> Work to complete
Could you filter the records below and keep only the lines with the word "JSON"?

> Data for this exercise
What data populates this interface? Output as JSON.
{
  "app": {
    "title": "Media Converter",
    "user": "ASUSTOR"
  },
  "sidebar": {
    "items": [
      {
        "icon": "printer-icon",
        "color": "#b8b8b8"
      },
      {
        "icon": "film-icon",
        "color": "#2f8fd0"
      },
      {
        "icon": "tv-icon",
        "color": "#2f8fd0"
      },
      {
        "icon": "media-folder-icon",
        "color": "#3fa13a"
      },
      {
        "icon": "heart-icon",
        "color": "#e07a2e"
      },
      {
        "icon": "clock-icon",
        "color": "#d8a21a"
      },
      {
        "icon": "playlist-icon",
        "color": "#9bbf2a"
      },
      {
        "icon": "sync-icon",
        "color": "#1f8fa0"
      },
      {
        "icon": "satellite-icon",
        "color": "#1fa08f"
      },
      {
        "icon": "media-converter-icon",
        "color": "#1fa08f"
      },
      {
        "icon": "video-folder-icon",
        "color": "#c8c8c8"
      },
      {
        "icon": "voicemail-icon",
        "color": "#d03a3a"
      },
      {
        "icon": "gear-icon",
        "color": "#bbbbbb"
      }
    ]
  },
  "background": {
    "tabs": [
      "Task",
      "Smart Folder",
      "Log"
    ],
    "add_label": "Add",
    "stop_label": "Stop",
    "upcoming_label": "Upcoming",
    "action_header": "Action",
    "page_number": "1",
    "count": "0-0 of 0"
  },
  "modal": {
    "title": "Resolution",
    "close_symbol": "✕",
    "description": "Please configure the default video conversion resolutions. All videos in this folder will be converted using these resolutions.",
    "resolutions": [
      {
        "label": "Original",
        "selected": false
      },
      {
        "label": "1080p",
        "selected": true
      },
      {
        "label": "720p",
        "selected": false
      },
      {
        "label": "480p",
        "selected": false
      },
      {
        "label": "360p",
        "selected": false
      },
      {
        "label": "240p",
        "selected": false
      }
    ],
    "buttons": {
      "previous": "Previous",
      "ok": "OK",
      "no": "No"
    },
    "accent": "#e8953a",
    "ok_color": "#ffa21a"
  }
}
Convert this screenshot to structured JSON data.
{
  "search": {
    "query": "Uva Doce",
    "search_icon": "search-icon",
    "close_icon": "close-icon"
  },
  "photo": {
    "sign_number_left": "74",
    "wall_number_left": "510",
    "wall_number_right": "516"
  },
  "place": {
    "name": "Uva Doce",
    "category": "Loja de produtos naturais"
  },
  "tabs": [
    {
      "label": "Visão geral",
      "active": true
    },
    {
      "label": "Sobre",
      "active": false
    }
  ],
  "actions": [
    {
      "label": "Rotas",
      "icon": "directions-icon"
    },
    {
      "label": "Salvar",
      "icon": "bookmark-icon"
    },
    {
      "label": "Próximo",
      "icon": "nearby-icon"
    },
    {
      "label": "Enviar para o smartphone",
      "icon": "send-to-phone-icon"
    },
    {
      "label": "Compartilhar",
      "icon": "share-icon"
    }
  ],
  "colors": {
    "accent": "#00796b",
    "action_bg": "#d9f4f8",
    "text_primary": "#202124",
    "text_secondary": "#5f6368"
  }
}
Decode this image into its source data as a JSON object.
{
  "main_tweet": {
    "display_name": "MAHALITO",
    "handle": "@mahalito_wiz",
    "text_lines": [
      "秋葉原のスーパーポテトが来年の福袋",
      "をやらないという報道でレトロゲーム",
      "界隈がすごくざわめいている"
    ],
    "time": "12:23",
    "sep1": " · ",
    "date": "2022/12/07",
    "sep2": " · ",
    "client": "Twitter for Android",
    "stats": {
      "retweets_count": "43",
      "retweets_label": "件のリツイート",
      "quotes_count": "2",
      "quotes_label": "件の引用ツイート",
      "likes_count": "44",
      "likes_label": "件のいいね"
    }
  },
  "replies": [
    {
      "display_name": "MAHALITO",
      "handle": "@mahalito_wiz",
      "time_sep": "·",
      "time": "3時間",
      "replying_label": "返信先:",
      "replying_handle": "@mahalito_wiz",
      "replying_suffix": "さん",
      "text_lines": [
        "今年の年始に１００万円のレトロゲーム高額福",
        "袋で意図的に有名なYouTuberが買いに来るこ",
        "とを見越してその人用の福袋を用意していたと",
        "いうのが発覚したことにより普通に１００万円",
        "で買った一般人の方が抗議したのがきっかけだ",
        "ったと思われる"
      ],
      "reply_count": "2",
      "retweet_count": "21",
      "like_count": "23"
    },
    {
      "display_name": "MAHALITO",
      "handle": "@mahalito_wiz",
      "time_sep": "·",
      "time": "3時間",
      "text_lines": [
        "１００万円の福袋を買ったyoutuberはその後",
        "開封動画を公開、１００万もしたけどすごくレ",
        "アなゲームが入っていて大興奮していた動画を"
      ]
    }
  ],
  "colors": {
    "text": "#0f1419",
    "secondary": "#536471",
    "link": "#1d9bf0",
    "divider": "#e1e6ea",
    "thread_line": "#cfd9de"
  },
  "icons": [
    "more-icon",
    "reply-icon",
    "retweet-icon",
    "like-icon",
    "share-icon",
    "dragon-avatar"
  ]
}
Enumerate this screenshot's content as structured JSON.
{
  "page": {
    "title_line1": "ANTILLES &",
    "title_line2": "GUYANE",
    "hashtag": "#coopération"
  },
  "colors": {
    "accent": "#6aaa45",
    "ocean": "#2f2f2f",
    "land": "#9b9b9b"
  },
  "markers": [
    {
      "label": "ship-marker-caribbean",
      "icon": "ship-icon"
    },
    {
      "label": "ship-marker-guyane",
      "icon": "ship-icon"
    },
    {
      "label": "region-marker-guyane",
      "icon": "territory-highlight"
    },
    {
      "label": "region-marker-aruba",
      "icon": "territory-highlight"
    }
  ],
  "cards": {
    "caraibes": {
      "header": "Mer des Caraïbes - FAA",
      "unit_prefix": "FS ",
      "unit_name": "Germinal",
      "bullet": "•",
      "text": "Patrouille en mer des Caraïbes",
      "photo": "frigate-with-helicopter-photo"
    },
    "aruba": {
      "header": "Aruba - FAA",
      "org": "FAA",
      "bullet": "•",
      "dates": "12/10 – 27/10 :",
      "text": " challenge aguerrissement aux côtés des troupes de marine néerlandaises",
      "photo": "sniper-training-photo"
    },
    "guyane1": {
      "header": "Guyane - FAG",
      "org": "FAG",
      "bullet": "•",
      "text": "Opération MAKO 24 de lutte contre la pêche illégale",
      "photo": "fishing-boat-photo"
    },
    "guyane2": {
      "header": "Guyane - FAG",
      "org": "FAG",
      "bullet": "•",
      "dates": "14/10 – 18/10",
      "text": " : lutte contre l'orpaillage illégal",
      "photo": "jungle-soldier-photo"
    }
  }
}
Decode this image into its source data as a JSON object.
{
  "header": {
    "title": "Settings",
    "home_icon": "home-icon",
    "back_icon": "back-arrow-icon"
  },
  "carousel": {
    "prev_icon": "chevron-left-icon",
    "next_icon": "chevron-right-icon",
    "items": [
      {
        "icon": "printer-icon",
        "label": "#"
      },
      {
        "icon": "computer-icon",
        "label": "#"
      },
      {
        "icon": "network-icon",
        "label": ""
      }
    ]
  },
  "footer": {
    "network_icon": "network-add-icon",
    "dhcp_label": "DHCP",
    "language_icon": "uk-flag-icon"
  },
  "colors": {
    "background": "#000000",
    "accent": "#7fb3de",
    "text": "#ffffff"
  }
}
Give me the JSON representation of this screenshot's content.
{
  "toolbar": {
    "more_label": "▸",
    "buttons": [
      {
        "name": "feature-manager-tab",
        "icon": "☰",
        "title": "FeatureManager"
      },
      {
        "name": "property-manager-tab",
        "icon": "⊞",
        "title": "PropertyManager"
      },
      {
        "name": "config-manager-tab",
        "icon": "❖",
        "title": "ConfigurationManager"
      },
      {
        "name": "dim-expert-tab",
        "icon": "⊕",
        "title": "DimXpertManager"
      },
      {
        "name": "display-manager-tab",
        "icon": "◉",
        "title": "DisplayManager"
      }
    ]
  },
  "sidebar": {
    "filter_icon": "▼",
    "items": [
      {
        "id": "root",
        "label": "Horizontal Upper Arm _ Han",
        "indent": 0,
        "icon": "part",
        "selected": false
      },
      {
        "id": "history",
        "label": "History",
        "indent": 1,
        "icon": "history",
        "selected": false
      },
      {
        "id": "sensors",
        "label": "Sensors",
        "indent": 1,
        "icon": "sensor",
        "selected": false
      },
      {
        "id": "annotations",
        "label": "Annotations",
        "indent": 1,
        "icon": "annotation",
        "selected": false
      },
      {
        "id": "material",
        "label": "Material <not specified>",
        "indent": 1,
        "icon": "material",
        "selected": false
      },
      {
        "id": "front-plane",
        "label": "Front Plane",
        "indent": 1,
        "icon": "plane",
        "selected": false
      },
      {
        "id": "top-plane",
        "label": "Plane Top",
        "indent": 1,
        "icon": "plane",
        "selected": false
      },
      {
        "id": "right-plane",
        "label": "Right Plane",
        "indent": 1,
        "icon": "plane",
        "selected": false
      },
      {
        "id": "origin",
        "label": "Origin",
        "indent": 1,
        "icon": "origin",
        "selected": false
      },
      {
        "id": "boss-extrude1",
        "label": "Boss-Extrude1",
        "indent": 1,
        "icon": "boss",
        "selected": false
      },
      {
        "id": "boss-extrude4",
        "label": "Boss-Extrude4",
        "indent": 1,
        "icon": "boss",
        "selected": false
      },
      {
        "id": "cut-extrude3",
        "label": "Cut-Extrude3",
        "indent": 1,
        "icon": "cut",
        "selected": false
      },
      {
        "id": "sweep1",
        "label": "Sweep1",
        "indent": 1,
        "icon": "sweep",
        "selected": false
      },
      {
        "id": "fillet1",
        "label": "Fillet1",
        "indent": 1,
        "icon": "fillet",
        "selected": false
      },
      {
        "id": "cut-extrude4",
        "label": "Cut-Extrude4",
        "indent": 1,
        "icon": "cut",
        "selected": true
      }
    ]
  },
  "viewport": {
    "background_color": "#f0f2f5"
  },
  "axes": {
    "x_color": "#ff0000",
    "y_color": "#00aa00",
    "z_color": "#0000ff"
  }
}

> Completed exercise
What data populates this interface? Output as JSON.
Convert this screenshot to structured JSON data.
Decode this image into its source data as a JSON object.
Enumerate this screenshot's content as structured JSON.
Decode this image into its source data as a JSON object.
Give me the JSON representation of this screenshot's content.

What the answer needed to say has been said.